Stop and think – Cross at your peril
Picture the scene… you’ve had a long, hard day at work or school and all you want to do is get home and relax. Unfortunately, your journey home includes a level crossing. You’re distracted; you have your headphones on or you’re texting your friends or checking Facebook. Do you rush ahead and cross without checking for trains properly or do you wait?
There are approximately 6500 level crossings in Britain, and although level crossing deaths are at the lowest level for nearly a generation, there were still 3 deaths in accidents at level crossings in the year between 1 April 2015 and 31 March 2016, according to RSSB’s Annual Safety Performance Report. In addition to this it has been reported that over the last five years there have been more than 500 near misses involving cyclists, motorists and pedestrians during the peak travel hours for commuters, with 61% of these occurring during the evening rush hour.
It is clear therefore that although Britain has one of the safest major rail networks in Europe, injuries and near misses still happen. Network Rail is investing £100 million into improving the safety of their level crossings. This includes an initiative to provide advice on how to stay safe when crossing the tracks.

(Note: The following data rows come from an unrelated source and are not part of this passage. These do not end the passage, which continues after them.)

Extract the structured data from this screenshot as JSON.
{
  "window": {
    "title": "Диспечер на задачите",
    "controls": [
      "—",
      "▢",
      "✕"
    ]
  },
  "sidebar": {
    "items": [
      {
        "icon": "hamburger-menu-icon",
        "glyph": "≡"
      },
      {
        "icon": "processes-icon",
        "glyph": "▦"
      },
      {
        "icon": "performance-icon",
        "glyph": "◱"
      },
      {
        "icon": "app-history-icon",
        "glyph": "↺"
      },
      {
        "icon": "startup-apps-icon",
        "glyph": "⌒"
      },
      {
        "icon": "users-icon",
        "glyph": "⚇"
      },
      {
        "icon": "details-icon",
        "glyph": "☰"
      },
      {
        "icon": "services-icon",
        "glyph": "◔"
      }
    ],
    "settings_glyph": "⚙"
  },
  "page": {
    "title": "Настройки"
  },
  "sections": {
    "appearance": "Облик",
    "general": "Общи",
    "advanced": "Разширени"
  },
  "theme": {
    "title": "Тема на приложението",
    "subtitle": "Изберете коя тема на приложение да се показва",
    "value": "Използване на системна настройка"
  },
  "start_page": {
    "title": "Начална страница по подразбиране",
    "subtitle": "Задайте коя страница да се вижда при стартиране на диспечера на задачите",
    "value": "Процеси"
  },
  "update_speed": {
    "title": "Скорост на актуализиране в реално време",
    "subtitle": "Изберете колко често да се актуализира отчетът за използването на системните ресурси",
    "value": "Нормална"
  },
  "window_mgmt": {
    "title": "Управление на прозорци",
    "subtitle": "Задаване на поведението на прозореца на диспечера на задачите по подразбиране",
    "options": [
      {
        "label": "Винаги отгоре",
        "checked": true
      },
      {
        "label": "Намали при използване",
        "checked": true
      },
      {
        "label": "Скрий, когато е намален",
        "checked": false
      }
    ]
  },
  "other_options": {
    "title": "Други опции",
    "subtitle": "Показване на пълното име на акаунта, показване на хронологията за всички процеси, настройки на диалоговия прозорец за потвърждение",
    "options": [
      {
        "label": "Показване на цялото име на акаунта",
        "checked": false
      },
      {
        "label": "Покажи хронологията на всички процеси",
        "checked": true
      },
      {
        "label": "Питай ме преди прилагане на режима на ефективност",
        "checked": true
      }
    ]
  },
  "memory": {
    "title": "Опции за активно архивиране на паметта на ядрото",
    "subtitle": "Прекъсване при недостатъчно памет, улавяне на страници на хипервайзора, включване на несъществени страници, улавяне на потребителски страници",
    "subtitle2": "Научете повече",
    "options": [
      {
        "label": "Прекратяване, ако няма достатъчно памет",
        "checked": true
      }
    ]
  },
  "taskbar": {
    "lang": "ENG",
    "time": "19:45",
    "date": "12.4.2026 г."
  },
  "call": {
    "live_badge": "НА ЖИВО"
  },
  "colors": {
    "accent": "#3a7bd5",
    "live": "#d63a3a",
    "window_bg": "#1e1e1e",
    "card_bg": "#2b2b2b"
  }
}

How can you stay safe?
These have warning lights and alarms.
- STOP when you see the red lights flashing and hear the alarm ringing- stay behind the white line
- WAIT if the red lights carry on flashing after the train’s gone by – another train will be passing soon
- WALK only when the lights go off and the barriers open. Continue to look both ways when crossing.
Open / Footpath crossings:
Open crossings have no barriers and may not have warning lights, whilst footpath crossings will have stiles and gates but may not have warning lights.
- STOP when you reach the crossing
- LOOK both ways to make sure that nothing is coming
- LISTEN carefully before you cross and continue to look both ways when you are crossing.
The courts are taking a hard line approach to breaches in safety with level crossings. It was recently reported that Network Rail had been fined £4 million over the death of a former film actress at a level crossing. Brenda McFarland, known as Olive, was killed in August 2011 when she was hit by a train at the Gipsy Lane crossing in Needham Market, Suffolk. It was determined that she would have had just 5 seconds to see the approaching train.
It can be so easy to get caught up in life and rush around but stopping for just a moment could help to save your life. Whilst the Network Rail need to work hard to improve safety on our railways, it is also important that everyone works together to try and prevent any further unnecessary deaths or injuries. So the next time you reach a level crossing; stop and think before crossing.